iron glazed procelain. cat. no. 73
In 1939, Agnete
and her mother left Denmark on holiday to visit her brothers who
had returned to England a few years earlier to work. With the
onset of war, they were unexpectedly exiled in England and Agnete
went to Liverpool to be near her younger brother, Eric, who was
working in the food canning industry. Unable to find suitable
employment there, she decided to join her other brother Svend,
who lived and worked in the heart of the pottery manufacturing
area of Stoke on Trent and look for a pottery based job there.
Taking a portfolio of specially prepared drawings, she approached
Wedgewoods, who were unable to employ her at that time. They kindly
referred her to Gordon Forsyth, the Principal at Burslem School
of Art in the belief that he would have more contacts within the
local industry. Forsyth introduced her to Bullers Ltd. in Milton,
where she was able to secure the position as of head of the studio.
This factory produced very high quality porcelain insulators for
the electricity industry and had historically run a small design
studio, headed by Ann Potts, who had just retired to get married.
One of the directors of Bullers Guy Harris, was an extremely talented
glaze chemist, who had a great interest in Oriental ceramics.
With his support and expert knowledge, Agnete set about consolidating
and expanding this unique industrial studio and began by producing
innovative ideas for ‘oven to tableware’ – something that was
virtually unheard of at that time.
Many of her pots were experimental in nature and with no specific
brief or restraint on her ideas, some beautiful one-off ceramics
were produced, as well as designs for mass production. It was
Bullers intention to sell these wares to Heals in London and so
when there were enough protoypes ready, Agnete herself went to
see the Heals buyers. They liked the pots but immediately asked
her to produce a range of porcelain animal models in similar colours,
explaining that there was a market for such items in the USA.
As the confidence of the directors at Bullers increased she was
allowed to choose assistants for the studio. The first one to
arrive on the recommendation of Gordon Forsyth in 1943 was James
Rushton, 15 years old, who was employed in the first place to
be modeller and caster. Later they were joined by Elsie Forrester
and Hilda Hind, both described as decorators. The team grew to

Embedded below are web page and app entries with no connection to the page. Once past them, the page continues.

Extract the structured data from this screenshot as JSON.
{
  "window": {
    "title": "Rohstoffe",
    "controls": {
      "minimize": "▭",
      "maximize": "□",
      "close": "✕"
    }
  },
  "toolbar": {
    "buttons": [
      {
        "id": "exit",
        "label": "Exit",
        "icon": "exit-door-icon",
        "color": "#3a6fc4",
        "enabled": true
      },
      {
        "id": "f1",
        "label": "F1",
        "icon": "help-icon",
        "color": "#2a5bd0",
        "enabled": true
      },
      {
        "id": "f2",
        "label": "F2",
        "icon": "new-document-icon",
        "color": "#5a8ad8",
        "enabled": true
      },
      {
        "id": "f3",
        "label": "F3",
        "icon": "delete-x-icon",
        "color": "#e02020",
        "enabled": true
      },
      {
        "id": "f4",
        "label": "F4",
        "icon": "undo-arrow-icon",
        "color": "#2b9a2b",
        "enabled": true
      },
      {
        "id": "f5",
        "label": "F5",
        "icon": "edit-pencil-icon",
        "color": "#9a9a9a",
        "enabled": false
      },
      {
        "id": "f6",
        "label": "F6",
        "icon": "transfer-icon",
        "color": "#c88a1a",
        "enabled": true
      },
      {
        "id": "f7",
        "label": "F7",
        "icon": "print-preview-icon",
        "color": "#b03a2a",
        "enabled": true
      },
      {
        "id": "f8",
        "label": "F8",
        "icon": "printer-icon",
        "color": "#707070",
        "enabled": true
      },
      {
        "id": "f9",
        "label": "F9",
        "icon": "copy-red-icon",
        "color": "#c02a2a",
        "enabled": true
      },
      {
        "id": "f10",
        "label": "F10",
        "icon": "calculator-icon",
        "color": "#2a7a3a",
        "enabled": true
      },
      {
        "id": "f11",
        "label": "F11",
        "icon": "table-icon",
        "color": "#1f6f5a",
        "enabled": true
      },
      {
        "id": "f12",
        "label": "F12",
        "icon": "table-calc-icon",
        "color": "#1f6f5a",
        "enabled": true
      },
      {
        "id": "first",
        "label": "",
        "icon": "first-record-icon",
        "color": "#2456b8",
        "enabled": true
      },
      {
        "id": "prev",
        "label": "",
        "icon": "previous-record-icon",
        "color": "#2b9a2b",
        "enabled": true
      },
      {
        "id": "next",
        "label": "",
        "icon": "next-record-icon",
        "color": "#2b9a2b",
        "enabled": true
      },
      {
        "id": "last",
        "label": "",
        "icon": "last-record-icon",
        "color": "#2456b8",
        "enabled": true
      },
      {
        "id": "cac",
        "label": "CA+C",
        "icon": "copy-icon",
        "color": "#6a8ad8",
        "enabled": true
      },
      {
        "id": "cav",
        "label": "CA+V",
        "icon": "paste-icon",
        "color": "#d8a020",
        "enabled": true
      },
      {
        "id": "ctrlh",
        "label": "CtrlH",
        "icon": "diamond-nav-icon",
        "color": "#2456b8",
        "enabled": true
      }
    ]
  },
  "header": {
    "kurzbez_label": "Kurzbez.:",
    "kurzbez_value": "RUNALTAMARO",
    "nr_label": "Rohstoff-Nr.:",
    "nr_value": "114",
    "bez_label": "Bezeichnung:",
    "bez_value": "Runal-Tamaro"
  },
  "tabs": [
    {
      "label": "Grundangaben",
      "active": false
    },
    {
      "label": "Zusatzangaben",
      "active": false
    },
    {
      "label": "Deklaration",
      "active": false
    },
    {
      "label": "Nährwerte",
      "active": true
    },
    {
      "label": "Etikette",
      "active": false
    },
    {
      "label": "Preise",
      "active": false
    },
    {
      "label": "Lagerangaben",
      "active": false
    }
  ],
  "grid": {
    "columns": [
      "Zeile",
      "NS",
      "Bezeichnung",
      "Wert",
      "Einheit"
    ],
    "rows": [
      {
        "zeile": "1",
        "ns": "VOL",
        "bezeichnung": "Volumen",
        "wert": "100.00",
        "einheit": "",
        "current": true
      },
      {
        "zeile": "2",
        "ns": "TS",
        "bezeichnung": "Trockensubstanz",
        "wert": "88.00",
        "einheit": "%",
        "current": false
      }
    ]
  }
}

10 and included Harold Thomas whom Agnete considered to be the
best ‘thrower’ in Stoke on Trent. As soon as the workers had ‘proved’
their ability, she positively encouraged them to develop their

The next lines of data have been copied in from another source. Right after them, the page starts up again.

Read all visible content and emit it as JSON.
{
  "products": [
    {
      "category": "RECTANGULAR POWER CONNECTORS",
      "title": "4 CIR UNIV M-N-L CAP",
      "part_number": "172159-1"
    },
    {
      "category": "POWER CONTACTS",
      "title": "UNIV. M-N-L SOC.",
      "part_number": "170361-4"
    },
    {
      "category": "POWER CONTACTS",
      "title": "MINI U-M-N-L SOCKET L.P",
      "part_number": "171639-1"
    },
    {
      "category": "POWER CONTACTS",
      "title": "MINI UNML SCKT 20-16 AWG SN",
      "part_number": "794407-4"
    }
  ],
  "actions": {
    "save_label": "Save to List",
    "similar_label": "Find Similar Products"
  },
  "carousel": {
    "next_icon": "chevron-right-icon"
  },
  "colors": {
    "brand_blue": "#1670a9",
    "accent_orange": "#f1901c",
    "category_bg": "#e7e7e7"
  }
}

own styles. Over the years Agnete invited influential studio potters
such as Bernard Leach and his son, Michael and Rosemary Wren to
visit. The input of such illustrious visitors added to the general

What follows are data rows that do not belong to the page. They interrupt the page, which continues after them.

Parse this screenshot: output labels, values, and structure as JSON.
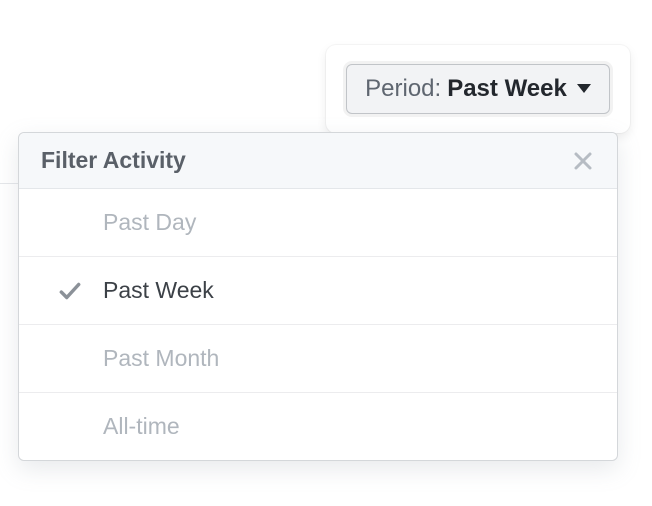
{
  "period_selector": {
    "label": "Period: ",
    "value": "Past Week"
  },
  "dropdown": {
    "title": "Filter Activity",
    "items": [
      {
        "label": "Past Day",
        "selected": false
      },
      {
        "label": "Past Week",
        "selected": true
      },
      {
        "label": "Past Month",
        "selected": false
      },
      {
        "label": "All-time",
        "selected": false
      }
    ]
  }
}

artistic and intellectual atmosphere within the studio.
Having supported this artistic studio throughout the difficult
war years, the news of Bullers decision to close it in 1952 came
as an unexpected shock to all. The studio workers were given very
little notice and soon after the complete stock was sold off locally
at knock-down prices.
Leslie West (left), Hilda Hine (seated), Elsie Forrester, Agnete
Hoy, Harold Thomas, James Rushton, Derek Wilshaw and Fred Hanley
31cm diameter porcelain with iron cobalt brushwork
cat. no. 11
young deer model (1941)
18.5cm high porcelain with blue celadon glaze
cat. no. 05